Can anyone recommend a quality swing top bench lamp? Is there such a thing anymore??
Every time I see one on Amazon or ebay there are complaints about the quality.
I would be interested to see some examples. We have good lighting in the workshop but have been looking for a swing lap that comes recommended.
I have two identical to the one in your picture. I don't think either one cost me more than a dozen or so bucks. They get the job done. I discarded the cheap clamp things on the bottom and just drilled a few 1/2 inch (IIRC) homes in my work top and stick the end right into the hole. I move them occasionally from one hole to another.
If you're dependent on the cheap clamp on the bottom, I'd pass on them.
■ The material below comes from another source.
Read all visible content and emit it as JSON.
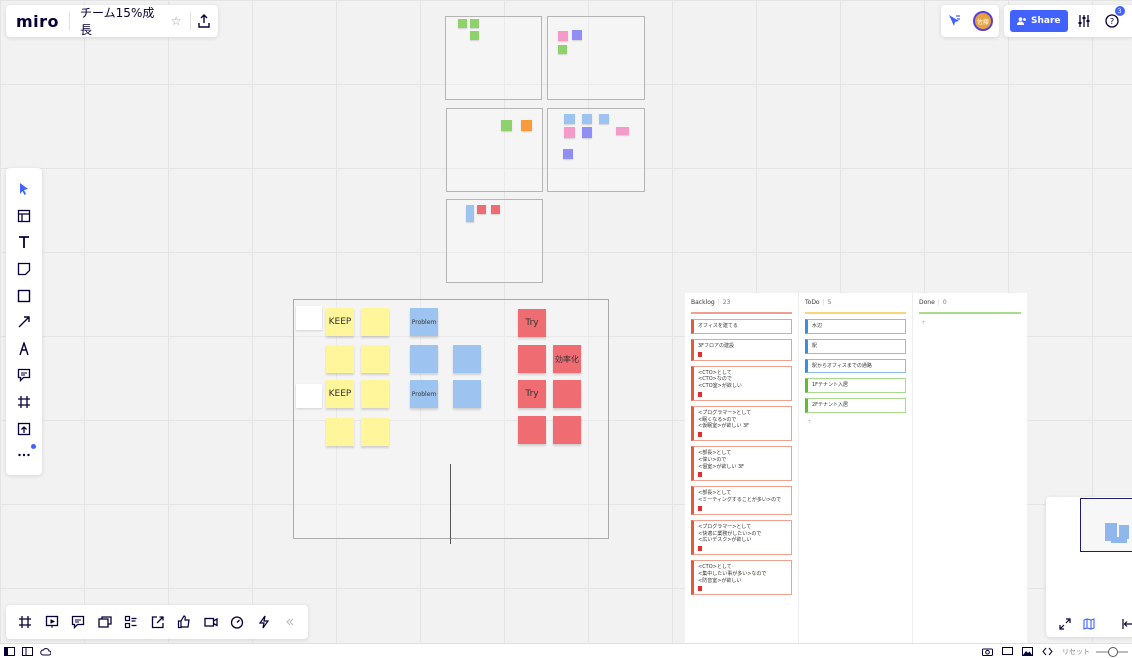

I'm always on the hunt.
I must be hard on lamps. My current ones both have replacement parts I made out of aluminum to keep them going after they gave up the ghost.
Years ago, when one nearly landed on a customers valuable instrument, I immediately ordered a couple that were in the $100-$200 dollar range thinking I would put that risk to bed. No such luck. They are the one's I have now that cost me time to repair. I'm not sure how much I would have to spend for a light that did what I wanted and lasted.
Everytime I go to the dentist or doctor I lust after the industrial exam lights. when I run out of flimsy metal to bolt repairs onto, Some sort of medical salvage/Ebay place would be the final solution.
If anyone finds a sweet spot of cost/durability please post it. I promise to do the same.
If your a hide glue user or use a heat lamp to remove bridges and fingerboards, lamps that can handle the wattage of short term use makes life much better. Just screw in the heat lamp and go. No setting up special rigs for heating or warming.
I just looked on Google under "used dentist equipment." Some nice stuff but be sitting when you look at prices... .
About 4 years ago I replaced the last in a long line of crappy bench lamps with one from Electrix. It is US made, good quality and sturdy. At first I had a problem because it was shipped without sufficient padding or an outer box, but they sent a replacement part. I opted for one that uses a 100 watt halogen bulb, because I think that gives better color rendering than LED, and I use the heat to pre-warm parts for hide glue. It can get pretty warm right over my head, though. It has a clamp base that is very robust- hasn't loosened a bit in the time I have had it clamped to my bench.
These are pretty decent: http://www.rockler.com/24-snake-arm-shop-light?utm_source=google&am...
The articulated ones that I can find are all crappy. The best were the counterweighted ones from the 50s sometimes found in architects offices. I've searched, but they do not appear to be made anymore.
Greg, those Electrx are the nice ones I've burned through and rehabilitated. LOL.
The flexible conduit is so stiff, it fatigued the metal at the base very quickly. The articulating one I use everyday but had to industrialize the base and replace one of the arms. The good part is I've had 250w heat lamps on in them for 20 minutes or more and nothing gets cooked. Even though the're not rated for it.
I have a couple of old Dazor fluorescent lamps from probably from the 50's that are great and prove humans can build one that will last. I keep waiting for a good color LED to come out for them. They also won't hold a heat lamp.
I move my lamp every time I check nut slot heights and move it back while I file so the number of movements is pretty high. I'm also at the point where I need to add Lumens every year to keep up with my declining eyesight.
Thanks for the link Howard. Maybe those are not as stiff as the one that failed on me.
Years ago at Collings, the chosen solution was to buy a pallet of the $14 ones and just replace them when they broke. ( which they did almost every day somewhere in the shop) It was a bit ridiculous.
I have been buying lamps at IKEA for several years. A sort of standard version. These come with a heavy weight metal tray base and porcelain bulb socket. They are cheap and hold up fairly well. I suggest adding metal tape on the seam of the visor section that can twist off as you grab for positioning. I tried the version with magnifying lens, but it was cumbersome and eventually the glass fell out on my work.
Hey guys thank you ALL for the responses!
It's been helpful!